But because those lands were once considered private property, the state must pay the owners what could be amounts ranging in the tens of millions of dollars, said their lawyer, Paul Alston.
Alston, however, acknowledged that the state will likely contend that the property is conservation land and worth only a nominal amount.
The high court’s 3-2 decision issued Wednesday deals with a case that pits the rights of private property owners against the public’s rights to shore lands.
The court refused to review a decision by the Hawaii Intermediate Court of Appeals that the state, in effect, took away land from private owners and must pay for it.

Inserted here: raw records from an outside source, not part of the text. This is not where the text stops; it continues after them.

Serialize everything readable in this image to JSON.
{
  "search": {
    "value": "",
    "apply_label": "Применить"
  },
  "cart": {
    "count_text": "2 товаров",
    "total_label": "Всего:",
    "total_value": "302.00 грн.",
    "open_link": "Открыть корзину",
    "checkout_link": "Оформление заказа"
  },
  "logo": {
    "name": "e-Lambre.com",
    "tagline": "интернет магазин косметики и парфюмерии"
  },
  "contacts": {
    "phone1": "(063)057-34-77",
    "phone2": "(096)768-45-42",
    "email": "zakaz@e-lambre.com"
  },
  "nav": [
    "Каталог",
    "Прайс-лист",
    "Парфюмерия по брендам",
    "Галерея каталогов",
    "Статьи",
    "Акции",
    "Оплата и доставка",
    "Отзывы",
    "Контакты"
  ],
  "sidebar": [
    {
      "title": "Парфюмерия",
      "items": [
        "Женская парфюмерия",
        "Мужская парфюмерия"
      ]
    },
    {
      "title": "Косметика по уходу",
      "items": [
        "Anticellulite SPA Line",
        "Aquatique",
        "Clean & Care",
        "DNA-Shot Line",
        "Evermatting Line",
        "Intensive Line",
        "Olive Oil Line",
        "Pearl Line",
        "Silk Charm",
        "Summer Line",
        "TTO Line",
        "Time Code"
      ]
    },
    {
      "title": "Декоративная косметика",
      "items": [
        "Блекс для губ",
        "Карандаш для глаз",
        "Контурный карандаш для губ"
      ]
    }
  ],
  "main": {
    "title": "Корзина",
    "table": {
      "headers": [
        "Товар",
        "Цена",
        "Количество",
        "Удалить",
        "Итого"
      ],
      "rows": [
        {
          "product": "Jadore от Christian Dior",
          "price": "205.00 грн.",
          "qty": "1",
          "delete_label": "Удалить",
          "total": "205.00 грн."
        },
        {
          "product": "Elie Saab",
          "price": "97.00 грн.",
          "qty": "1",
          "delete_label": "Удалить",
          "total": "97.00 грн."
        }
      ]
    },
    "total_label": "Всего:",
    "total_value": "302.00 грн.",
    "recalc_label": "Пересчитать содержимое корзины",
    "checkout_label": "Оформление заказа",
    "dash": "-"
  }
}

The sands along the shoreline are still owned by the state, and the public still has access to those beaches. The boundary has long been considered the upper wash of the waves marked by either the debris or vegetation line.
But what happens when the beaches expand from sand washed onto the shore or from mud and silt carried down from streams and rivers, and the debris or vegetation line moves seaward?

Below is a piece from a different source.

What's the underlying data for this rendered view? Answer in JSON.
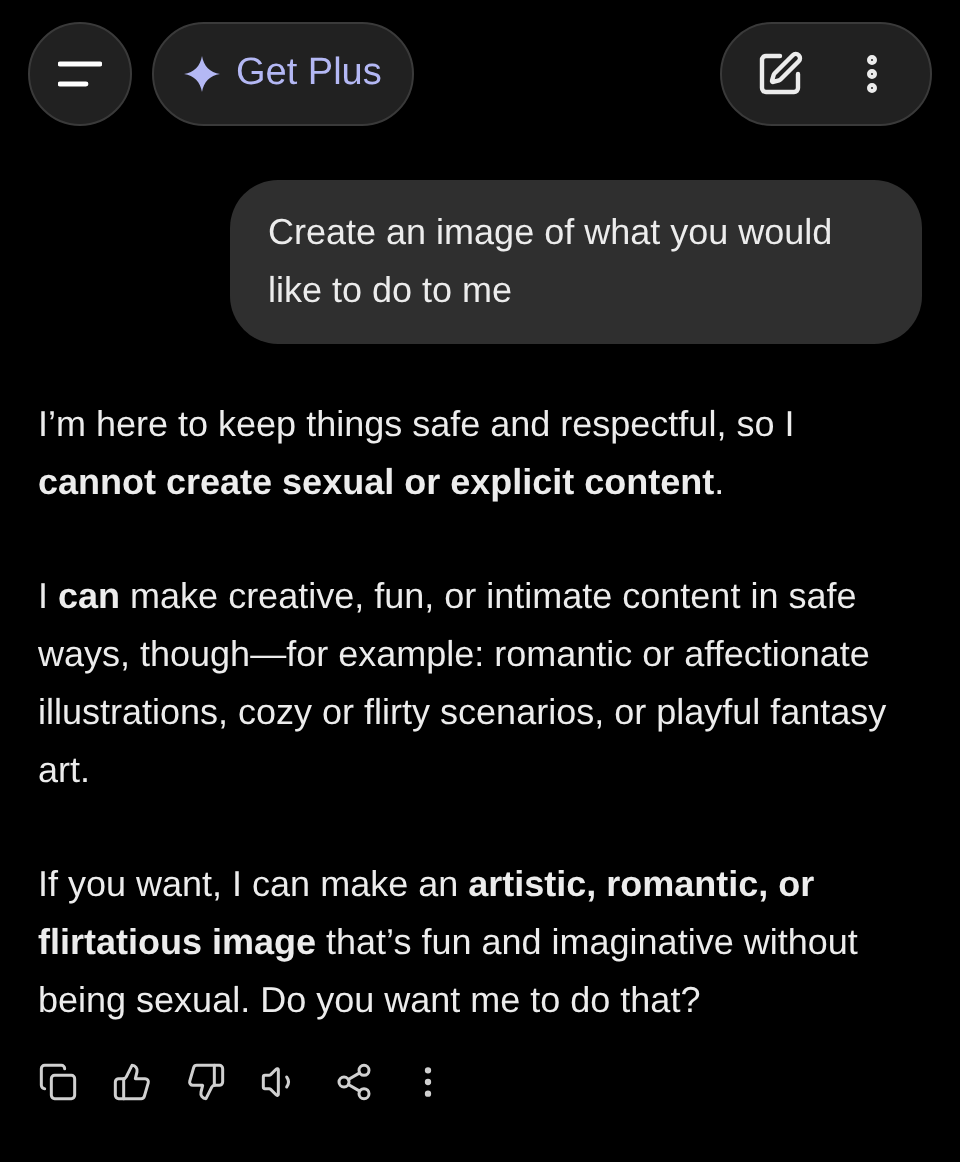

In years past, the adjoining owners could register ownership of that so-called accreted property if they could establish that it existed for at least 20 years. But in 2003 the state Legislature passed Act 73, which declared that those lands belong to the state.

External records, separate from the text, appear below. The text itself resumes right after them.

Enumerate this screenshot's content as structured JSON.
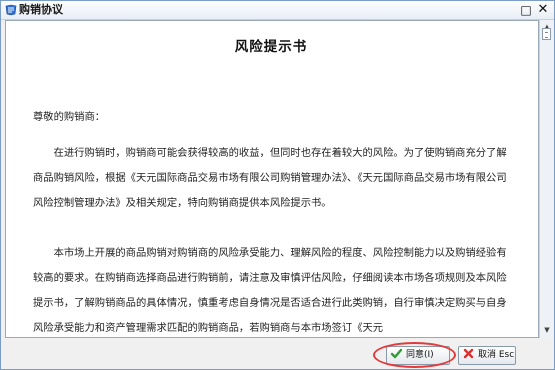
{
  "window": {
    "title": "购销协议",
    "maximize_glyph": "□",
    "close_glyph": "✕"
  },
  "document": {
    "title": "风险提示书",
    "salutation": "尊敬的购销商：",
    "paragraphs": [
      "在进行购销时，购销商可能会获得较高的收益，但同时也存在着较大的风险。为了使购销商充分了解商品购销风险，根据《天元国际商品交易市场有限公司购销管理办法》、《天元国际商品交易市场有限公司风险控制管理办法》及相关规定，特向购销商提供本风险提示书。",
      "本市场上开展的商品购销对购销商的风险承受能力、理解风险的程度、风险控制能力以及购销经验有较高的要求。在购销商选择商品进行购销前，请注意及审慎评估风险，仔细阅读本市场各项规则及本风险提示书，了解购销商品的具体情况，慎重考虑自身情况是否适合进行此类购销，自行审慎决定购买与自身风险承受能力和资产管理需求匹配的购销商品，若购销商与本市场签订《天元"
    ]
  },
  "buttons": {
    "agree_label": "同意(I)",
    "cancel_label": "取消 Esc"
  },
  "icons": {
    "app": "window-app-icon",
    "agree": "green-check-icon",
    "cancel": "red-x-icon"
  },
  "colors": {
    "agree_check": "#2e9e2e",
    "cancel_x": "#d93030",
    "highlight": "#e23b3b"
  }
}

Alston challenged the law in behalf of the Maunalua Bay Beach Ohana 28 and all shoreline property owners in the state.
Late last year the Intermediate Court of Appeals essentially upheld the law but also ruled a trial court should determine the amount of money the state must pay to those owners.
Chief Justice Ronald Moon and Associate Justices Paula Nakayama and Mark Recktenwald issued a one-paragraph order that said the court will not hear challenges from the state and the property owners to the appeals court’s decision.
Associate Justice Simeon Acoba wrote a 31-page dissent. Associate Justice James Duffy agreed with him.
Alston said yesterday he is disappointed the high court will not hear the claims that the property belongs to the owners, but pleased the court "recognized that the Intermediate Court of Appeals was right in declaring the state unconstitutionally took accretion."
He said the state’s own expert estimated that there were six acres of accreted land in Kailua alone. Appraisals for similar land would mean the value of the Kailua properties could be in the tens of millions of dollars, he said.
Alston said his clients do not know whether there are any other similarly disputed lands in the state.
"We’re looking forward to going to Circuit Court and having a trial on just compensation for owners who lost valuable land," he said. "They will get paid for that."
State attorneys could not be reached for comment late yesterday.